On March 27, 2017, Bing’s update to their policy on using trademarks as keywords went live. This means advertisers and marketers are now free to use trademarks in their ads, with a number of restrictions of course. The new changes applied to 10 countries. These countries are Australia, Brazil, New Zealand, Republic of Ireland, France, Italy, UK, Hong Kong, Indonesia and Singapore.
In Bing’s official announcement made by their Program Manager of Search Demand Policy, Melissa Alsoszatai-Petheo, the company made it clear that they would continue to disallow the use of trademarks in ad copy. They mentioned that fair use of a trademark in ad copy will continue to be allowed specifically for:
- Informational websites such as product reviews.
- Resellers of an authentic good or service.
- Ordinary dictionary use of a term.
- Comparative advertising, but onlywhen supported by independent research.
One of the factors the company seems to have considered before making the change is it will make it easier for advertisers to transfer their campaigns between the major search engines without having to optimise as much. The benefits are not restricted to the advertisers as the company expects that consumers will have a better experience. According to the official announcement, Bing had found that consumers often search for trademarked terms expecting to receive broader results.
Bing has always been stern with piracy, phishing, scams, scareware, misleading content, and other unethical practices. For instance, in 2016, their ad quality review reported that 130 million ads were rejected with 175,000 advertisers blocked. This is nowhere near Google’s 1.7 billion bad ads blocked in the same year but the company does its part. Bing’s decision to update their policy restricting the use of trademarks in keywords could place them on a level playing field with Google’s AdWords. However, Google is certainly way ahead of them, having allowed trademarks in keywords since 2014.
On the advantages of Bing’s update, Paul Smith of Search Creative points out that:
- Advertisers will be able to optimise search engine results to their advantage by leveraging on trademarks that do not belong to them.
- Enforcement of trademarks will become more consistent globally.
- Advertisers will be able to transfer campaigns between search engines without having to tweak optimisation as much.
- Consumers will benefit as they would begin to get a wider range of results, presenting them with more choices and improving the overall search experience.
Smith insists that while more advertising campaigns may be annoying, making searches broader can only yield better results.
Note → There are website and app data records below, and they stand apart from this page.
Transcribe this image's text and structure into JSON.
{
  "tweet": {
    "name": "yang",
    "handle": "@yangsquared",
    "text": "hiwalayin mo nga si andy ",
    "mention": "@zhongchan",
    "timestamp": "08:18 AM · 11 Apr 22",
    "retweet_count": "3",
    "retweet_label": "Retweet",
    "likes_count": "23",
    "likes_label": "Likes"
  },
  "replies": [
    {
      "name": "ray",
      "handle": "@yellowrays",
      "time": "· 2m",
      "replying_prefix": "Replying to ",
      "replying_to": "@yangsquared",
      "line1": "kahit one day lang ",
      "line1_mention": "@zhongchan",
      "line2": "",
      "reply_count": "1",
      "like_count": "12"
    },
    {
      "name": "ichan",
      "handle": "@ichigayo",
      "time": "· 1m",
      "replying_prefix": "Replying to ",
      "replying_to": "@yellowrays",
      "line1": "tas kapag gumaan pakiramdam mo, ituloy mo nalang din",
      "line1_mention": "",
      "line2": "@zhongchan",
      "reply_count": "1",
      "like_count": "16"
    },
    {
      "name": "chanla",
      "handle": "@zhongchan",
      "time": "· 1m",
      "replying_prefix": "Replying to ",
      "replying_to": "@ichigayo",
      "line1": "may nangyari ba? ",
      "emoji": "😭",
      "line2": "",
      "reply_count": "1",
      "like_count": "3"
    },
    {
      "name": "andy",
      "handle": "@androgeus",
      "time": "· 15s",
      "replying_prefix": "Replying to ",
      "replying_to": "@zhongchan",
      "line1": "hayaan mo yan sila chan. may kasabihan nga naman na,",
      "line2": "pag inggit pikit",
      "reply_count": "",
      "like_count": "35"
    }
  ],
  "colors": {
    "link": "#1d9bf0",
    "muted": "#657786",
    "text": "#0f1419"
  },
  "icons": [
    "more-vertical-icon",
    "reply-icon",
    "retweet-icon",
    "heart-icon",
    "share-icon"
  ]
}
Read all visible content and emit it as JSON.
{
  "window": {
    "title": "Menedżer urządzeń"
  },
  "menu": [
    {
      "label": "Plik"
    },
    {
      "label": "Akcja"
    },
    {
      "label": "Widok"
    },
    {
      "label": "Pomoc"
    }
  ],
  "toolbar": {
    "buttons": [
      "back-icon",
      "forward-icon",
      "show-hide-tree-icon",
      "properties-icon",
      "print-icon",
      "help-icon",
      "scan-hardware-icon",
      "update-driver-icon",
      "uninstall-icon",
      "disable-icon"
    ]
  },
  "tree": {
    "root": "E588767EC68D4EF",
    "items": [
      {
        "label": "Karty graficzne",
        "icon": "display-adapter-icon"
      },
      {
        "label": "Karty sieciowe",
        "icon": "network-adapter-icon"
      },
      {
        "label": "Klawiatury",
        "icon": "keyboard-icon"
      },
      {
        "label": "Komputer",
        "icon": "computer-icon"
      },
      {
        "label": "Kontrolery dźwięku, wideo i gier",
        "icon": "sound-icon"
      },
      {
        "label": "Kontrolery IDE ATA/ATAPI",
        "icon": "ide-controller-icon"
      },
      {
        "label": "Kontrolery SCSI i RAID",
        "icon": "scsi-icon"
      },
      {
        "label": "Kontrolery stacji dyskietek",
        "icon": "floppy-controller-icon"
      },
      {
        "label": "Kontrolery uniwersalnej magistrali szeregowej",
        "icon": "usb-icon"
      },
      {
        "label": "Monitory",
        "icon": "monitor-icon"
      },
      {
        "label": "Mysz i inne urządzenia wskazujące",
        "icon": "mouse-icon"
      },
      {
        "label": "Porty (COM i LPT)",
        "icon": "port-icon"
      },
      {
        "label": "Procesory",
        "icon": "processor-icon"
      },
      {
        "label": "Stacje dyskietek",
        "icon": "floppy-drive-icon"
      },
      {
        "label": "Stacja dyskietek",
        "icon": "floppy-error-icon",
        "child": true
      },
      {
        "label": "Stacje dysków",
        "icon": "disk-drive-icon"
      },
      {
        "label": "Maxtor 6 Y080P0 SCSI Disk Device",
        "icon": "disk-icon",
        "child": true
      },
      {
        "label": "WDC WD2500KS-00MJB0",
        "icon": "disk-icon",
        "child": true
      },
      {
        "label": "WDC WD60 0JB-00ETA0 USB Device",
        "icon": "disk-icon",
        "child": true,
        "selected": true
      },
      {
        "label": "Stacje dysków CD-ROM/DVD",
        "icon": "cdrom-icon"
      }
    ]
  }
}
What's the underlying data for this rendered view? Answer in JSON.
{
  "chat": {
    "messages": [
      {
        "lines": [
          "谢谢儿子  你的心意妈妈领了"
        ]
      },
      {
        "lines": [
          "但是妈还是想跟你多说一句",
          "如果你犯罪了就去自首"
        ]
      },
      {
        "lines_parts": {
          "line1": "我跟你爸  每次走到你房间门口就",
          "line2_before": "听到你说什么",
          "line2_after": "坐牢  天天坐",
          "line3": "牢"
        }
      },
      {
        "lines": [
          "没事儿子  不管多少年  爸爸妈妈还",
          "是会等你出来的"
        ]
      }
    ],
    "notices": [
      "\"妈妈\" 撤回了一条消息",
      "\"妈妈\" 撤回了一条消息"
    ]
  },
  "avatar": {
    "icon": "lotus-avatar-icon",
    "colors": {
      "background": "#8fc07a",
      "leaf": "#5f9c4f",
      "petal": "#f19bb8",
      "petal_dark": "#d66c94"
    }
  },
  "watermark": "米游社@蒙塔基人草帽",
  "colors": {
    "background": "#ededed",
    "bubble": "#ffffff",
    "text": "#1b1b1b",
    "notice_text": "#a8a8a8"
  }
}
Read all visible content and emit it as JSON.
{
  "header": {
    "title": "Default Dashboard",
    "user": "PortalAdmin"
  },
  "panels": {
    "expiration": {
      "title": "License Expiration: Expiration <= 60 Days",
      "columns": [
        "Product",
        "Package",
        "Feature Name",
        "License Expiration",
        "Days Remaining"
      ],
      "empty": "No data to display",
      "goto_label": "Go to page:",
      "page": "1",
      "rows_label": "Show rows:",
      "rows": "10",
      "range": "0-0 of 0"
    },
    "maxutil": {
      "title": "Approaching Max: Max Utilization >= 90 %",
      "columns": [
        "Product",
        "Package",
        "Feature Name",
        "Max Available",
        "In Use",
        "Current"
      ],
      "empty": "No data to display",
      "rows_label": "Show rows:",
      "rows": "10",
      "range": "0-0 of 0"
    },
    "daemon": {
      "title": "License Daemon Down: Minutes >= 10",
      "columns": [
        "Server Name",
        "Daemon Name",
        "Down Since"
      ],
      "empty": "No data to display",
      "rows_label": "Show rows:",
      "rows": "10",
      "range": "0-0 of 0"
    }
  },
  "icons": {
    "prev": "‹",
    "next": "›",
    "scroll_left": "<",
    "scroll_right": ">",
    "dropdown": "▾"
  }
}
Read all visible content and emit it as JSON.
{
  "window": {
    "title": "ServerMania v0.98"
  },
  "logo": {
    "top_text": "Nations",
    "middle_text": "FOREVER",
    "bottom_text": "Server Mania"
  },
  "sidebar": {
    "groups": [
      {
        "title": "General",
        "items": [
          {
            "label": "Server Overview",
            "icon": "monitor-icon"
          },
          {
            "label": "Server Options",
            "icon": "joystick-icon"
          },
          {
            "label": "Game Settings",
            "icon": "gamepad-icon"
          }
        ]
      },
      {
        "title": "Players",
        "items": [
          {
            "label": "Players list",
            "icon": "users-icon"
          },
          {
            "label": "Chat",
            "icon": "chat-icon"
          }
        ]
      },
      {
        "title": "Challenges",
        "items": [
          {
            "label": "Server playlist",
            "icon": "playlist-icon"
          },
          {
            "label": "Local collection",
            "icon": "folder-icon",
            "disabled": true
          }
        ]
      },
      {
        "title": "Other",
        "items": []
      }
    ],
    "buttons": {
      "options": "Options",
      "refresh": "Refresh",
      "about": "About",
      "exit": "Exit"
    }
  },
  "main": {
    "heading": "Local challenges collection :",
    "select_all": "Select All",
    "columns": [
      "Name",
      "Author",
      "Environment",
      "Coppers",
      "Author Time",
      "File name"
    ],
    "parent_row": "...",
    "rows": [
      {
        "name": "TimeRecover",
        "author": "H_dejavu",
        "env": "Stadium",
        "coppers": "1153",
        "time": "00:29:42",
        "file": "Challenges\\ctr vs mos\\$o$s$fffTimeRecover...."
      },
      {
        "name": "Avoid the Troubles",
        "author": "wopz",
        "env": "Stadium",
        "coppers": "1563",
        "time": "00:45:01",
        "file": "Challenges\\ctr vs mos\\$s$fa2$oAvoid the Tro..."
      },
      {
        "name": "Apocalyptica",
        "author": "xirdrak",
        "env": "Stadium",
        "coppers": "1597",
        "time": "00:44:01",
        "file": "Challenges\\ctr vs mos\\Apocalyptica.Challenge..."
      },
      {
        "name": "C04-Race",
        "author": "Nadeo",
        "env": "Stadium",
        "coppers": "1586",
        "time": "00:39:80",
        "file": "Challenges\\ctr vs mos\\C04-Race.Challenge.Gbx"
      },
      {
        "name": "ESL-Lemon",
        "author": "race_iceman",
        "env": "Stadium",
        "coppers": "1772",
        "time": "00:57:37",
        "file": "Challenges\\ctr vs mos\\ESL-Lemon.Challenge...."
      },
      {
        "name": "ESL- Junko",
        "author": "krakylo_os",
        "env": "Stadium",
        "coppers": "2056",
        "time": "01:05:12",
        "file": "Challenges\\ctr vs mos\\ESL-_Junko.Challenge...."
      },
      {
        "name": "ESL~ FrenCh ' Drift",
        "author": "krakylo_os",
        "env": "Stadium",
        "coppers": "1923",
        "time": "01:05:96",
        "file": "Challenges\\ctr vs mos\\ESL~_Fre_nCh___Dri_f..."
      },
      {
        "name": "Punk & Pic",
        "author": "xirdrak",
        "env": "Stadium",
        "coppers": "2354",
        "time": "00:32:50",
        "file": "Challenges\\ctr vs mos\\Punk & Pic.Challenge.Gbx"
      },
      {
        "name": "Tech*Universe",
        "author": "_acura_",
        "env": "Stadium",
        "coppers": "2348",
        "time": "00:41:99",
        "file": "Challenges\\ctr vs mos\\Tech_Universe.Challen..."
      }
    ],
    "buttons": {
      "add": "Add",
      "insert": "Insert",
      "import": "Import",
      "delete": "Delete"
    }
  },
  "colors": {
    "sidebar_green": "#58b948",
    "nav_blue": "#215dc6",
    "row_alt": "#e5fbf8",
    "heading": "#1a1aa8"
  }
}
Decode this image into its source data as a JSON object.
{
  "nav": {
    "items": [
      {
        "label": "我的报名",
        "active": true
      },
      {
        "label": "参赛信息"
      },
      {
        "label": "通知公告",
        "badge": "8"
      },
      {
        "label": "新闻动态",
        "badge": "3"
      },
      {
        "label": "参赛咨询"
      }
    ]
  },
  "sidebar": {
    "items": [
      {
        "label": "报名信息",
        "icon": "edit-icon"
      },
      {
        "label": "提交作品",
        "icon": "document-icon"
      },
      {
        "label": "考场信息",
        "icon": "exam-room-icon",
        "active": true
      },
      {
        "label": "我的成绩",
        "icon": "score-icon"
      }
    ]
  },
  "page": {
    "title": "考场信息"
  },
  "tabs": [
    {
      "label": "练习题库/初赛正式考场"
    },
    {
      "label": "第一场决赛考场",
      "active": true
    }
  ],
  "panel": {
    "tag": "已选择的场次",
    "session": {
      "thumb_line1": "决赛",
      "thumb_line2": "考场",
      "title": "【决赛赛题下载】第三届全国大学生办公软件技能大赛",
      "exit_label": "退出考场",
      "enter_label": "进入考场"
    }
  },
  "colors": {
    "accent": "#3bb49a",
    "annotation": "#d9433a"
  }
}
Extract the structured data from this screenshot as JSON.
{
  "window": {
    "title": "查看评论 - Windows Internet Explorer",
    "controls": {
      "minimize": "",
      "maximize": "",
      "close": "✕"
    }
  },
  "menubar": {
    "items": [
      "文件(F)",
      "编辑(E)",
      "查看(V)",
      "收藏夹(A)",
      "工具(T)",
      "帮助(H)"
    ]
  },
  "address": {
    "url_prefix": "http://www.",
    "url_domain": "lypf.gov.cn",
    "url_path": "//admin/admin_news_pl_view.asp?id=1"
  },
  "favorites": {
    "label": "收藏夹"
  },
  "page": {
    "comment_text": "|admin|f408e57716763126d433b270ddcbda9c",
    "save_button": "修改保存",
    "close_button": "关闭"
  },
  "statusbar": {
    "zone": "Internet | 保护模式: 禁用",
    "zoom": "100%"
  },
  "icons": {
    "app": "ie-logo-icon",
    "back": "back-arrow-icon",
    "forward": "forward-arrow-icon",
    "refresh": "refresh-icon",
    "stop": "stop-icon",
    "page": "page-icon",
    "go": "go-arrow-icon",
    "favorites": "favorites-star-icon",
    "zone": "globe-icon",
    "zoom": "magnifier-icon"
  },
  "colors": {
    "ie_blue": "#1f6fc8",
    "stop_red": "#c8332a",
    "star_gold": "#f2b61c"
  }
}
He advises that brand owners be aware of the development and consider focusing their efforts on retaining a strong online presence, especially through multiple search engines.